Segment Start: Records shown

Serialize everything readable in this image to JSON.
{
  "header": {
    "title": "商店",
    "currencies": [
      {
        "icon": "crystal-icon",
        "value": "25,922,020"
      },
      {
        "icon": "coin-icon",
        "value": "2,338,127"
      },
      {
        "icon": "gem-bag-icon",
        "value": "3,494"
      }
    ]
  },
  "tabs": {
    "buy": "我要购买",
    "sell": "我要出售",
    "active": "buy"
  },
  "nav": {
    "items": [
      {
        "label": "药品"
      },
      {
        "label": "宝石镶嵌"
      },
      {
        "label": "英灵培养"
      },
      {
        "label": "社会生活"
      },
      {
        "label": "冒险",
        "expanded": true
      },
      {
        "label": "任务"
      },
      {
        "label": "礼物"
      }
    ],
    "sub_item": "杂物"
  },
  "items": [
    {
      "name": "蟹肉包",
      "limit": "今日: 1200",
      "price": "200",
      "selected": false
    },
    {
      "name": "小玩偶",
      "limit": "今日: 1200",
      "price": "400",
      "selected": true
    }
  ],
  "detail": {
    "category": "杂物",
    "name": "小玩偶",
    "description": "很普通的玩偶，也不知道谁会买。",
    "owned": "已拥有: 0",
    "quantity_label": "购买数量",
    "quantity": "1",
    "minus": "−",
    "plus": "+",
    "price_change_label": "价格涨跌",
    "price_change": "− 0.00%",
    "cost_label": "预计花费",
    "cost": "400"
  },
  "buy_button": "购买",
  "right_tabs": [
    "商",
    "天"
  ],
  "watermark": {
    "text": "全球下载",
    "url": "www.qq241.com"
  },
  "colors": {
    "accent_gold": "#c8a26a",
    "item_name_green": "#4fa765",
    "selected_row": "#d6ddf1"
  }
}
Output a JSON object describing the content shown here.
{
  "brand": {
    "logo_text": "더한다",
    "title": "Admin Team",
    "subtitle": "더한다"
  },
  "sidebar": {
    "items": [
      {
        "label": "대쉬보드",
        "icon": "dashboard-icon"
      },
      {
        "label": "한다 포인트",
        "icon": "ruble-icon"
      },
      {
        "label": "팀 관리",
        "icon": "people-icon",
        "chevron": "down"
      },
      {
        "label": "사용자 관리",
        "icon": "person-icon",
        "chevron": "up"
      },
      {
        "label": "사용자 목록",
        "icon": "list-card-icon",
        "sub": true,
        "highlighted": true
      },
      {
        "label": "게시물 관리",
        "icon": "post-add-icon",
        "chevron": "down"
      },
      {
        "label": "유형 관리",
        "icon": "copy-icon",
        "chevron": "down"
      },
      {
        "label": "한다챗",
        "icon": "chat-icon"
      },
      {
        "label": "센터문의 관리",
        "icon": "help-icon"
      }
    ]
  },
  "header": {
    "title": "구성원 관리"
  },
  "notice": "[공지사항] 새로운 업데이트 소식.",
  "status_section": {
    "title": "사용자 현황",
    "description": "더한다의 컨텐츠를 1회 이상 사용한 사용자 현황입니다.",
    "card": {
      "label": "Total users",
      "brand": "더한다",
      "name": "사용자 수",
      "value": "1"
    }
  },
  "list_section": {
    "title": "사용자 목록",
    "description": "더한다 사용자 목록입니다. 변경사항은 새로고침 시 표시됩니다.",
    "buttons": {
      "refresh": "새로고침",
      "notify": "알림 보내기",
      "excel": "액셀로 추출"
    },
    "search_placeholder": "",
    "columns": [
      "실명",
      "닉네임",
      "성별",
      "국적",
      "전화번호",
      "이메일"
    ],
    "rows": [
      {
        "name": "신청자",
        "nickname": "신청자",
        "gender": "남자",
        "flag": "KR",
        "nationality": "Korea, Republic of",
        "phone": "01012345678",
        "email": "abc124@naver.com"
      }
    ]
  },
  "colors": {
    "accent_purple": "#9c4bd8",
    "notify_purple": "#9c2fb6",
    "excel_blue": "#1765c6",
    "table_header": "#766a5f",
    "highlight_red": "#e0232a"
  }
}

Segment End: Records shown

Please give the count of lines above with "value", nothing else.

Solution below:
4